Everyone agrees that to defeat ISIS we need combat forces on the ground. Our airstrikes, training and logistical and intelligence assistance are necessary but not sufficient. A major gap in our counterterrorism strategy is the absence of combat forces, and the question is where do they come from?
It's important to note that any counterterrorism strategy we develop will rely on Americans' resilience to terrorism. That is, can we take a punch and come back? We must understand that what we're not dealing with an existential threat. ISIS and al-Qaeda are not going to take over the U.S., but they are going to hit us and our allies when and where they can. We should expect further attacks.
Right now, these groups' focus is on the Middle East, but they have shown the ability to strike in Europe. And while they don't seem to have the operational capacity to strike at our borders, we know they're determined to come at us.
There's another piece to the puzzle of creating an effective counterterrorism policy, and it represents a sizeable element that doesn't always fit squarely with other considerations such as border security, military strikes and intelligence gathering. It's a different kind of war -- a war of ideas -- that will ultimately determine the success or failure of the fight we are engaged in.
Until last week, the president had said he wants to "degrade and destroy" ISIS. Degrading represents an achievable goal, a goal toward which we've made considerable progress. But the destroying objective will be extremely difficult to achieve.

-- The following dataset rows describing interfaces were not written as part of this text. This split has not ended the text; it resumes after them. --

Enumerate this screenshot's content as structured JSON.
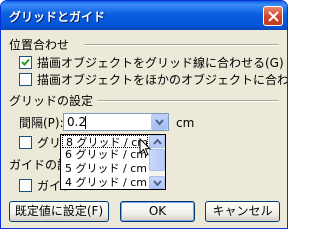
{
  "window": {
    "title": "グリッドとガイド"
  },
  "groups": {
    "alignment": "位置合わせ",
    "grid_settings": "グリッドの設定",
    "guide_settings": "ガイドの設"
  },
  "options": {
    "snap_grid": {
      "label": "描画オブジェクトをグリッド線に合わせる(G)",
      "checked": true
    },
    "snap_objects": {
      "label": "描画オブジェクトをほかのオブジェクトに合わせる(S)",
      "checked": false
    },
    "show_grid": {
      "label": "グリッド",
      "checked": false
    },
    "show_guides": {
      "label": "ガイド",
      "checked": false
    }
  },
  "spacing": {
    "label": "間隔(P):",
    "value": "0.2",
    "unit": "cm",
    "options": [
      "8 グリッド / cm",
      "6 グリッド / cm",
      "5 グリッド / cm",
      "4 グリッド / cm"
    ],
    "selected": "8 グリッド / cm"
  },
  "buttons": {
    "default": "既定値に設定(F)",
    "ok": "OK",
    "cancel": "キャンセル"
  },
  "icons": {
    "close": "close-icon",
    "dropdown": "chevron-down-icon",
    "scroll_up": "scroll-up-icon",
    "scroll_down": "scroll-down-icon",
    "check": "checkmark-icon",
    "cursor": "mouse-pointer-icon"
  }
}
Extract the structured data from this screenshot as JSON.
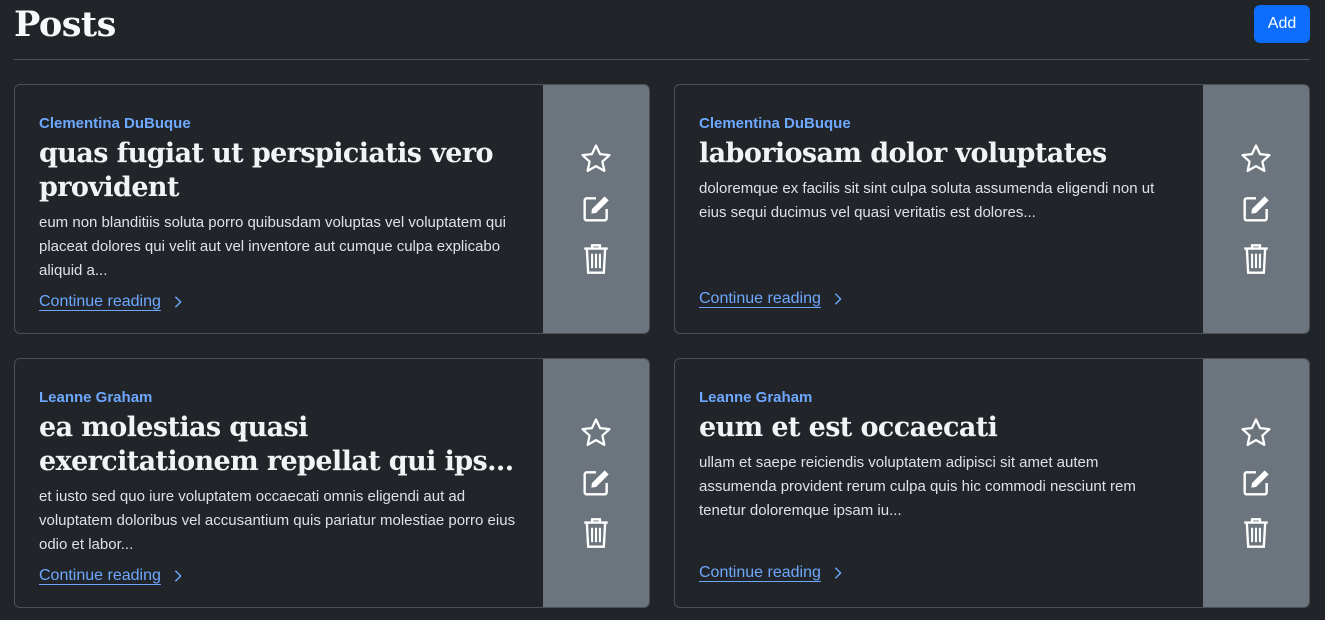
{
  "header": {
    "title": "Posts",
    "add_label": "Add"
  },
  "colors": {
    "background": "#212529",
    "accent": "#0d6efd",
    "link": "#6ea8fe",
    "action_panel": "#6c757d"
  },
  "posts": [
    {
      "author": "Clementina DuBuque",
      "title": "quas fugiat ut perspiciatis vero provident",
      "excerpt": "eum non blanditiis soluta porro quibusdam voluptas vel voluptatem qui placeat dolores qui velit aut vel inventore aut cumque culpa explicabo aliquid a...",
      "link_label": "Continue reading"
    },
    {
      "author": "Clementina DuBuque",
      "title": "laboriosam dolor voluptates",
      "excerpt": "doloremque ex facilis sit sint culpa soluta assumenda eligendi non ut eius sequi ducimus vel quasi veritatis est dolores...",
      "link_label": "Continue reading"
    },
    {
      "author": "Leanne Graham",
      "title": "ea molestias quasi exercitationem repellat qui ips...",
      "excerpt": "et iusto sed quo iure voluptatem occaecati omnis eligendi aut ad voluptatem doloribus vel accusantium quis pariatur molestiae porro eius odio et labor...",
      "link_label": "Continue reading"
    },
    {
      "author": "Leanne Graham",
      "title": "eum et est occaecati",
      "excerpt": "ullam et saepe reiciendis voluptatem adipisci sit amet autem assumenda provident rerum culpa quis hic commodi nesciunt rem tenetur doloremque ipsam iu...",
      "link_label": "Continue reading"
    }
  ],
  "icons": {
    "favorite": "star-icon",
    "edit": "edit-icon",
    "delete": "trash-icon",
    "chevron": "chevron-right-icon"
  }
}
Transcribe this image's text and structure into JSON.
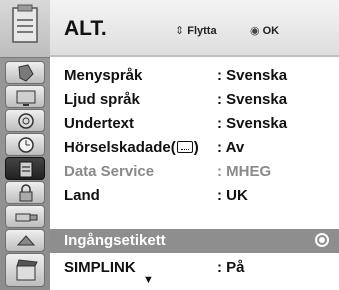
{
  "header": {
    "title": "ALT.",
    "hint_move": "Flytta",
    "hint_ok": "OK"
  },
  "menu": {
    "items": [
      {
        "label": "Menyspråk",
        "value": ": Svenska"
      },
      {
        "label": "Ljud språk",
        "value": ": Svenska"
      },
      {
        "label": "Undertext",
        "value": ": Svenska"
      },
      {
        "label_prefix": "Hörselskadade(",
        "label_suffix": ")",
        "value": ": Av"
      },
      {
        "label": "Data Service",
        "value": ": MHEG"
      },
      {
        "label": "Land",
        "value": ": UK"
      },
      {
        "label": "Ingångsetikett",
        "value": ""
      },
      {
        "label": "SIMPLINK",
        "value": ": På"
      }
    ]
  },
  "sidebar": {
    "icons": [
      "input-icon",
      "setup-icon",
      "picture-icon",
      "audio-icon",
      "time-icon",
      "option-icon",
      "lock-icon",
      "usb-icon",
      "movie-icon"
    ]
  },
  "colors": {
    "selected_row": "#8e8e8e",
    "disabled_text": "#8a8a8a"
  }
}
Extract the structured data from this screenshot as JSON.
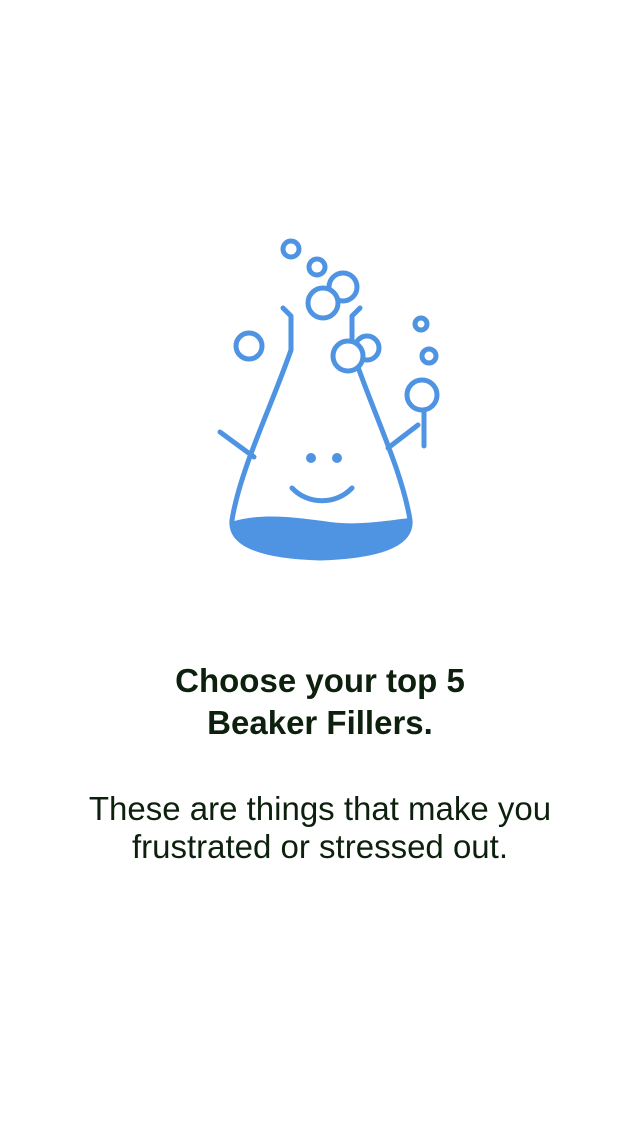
{
  "illustration": {
    "icon": "smiling-beaker-icon",
    "color": "#4f93e3"
  },
  "heading": {
    "line1": "Choose your top 5",
    "line2": "Beaker Fillers."
  },
  "subtext": {
    "line1": "These are things that make you",
    "line2": "frustrated or stressed out."
  },
  "colors": {
    "text": "#0d200d",
    "background": "#ffffff",
    "accent": "#4f93e3"
  }
}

It may be possible to destroy the people who make up ISIS, but dismantling the ideology -- as we did with Nazism, fascism and, to a certain extent, communism -- requires a long-term, generation-spanning commitment.
It also takes a counter ideology. Americans have a powerful story to share, but we haven't always done a great job of telling it. What we have to offer is prosperity, freedom, less repressive governance and more opportunity. That's a powerful message. Belatedly we are ramping up our efforts to counter ISIS propaganda, but we have much still to do.
Here we must ask ourselves: Why has ISIS become such a threat? And how has it done so well in recruiting new members, especially young people?
Many of the young men who turn to terrorism do so because they have lost hope and are angry and frustrated, often because they have had to face extreme poverty, oppression, political obstruction and a lack of educational and employment opportunities. But what often incites them is American military intervention.
While airstrikes may be our best and most effective response against threats, we must understand the downside of our use of force. We may hit the bad guys, but invariably we cause so-called collateral damage that creates a powerful backlash and further fuels the ability of terrorist groups to recruit new members.
To win the war on terror, we need a multifaceted counterterrorism strategy that uses all of the tools of American power. Military power is absolutely necessary, but it is insufficient. In the end, we will only defeat terror if we win the war of ideas. And winning that war means sharpening our message -- one of freedom, hope and opportunity.
Lee H. Hamilton is Professor of Practice, Indiana University School of Public and Environmental Affairs; Distinguished Scholar, IU School of Global and International Studies; Director, Center on Congress at Indiana University. He served as U.S. Representative from Indiana's 9th Congressional District from 1965-1999.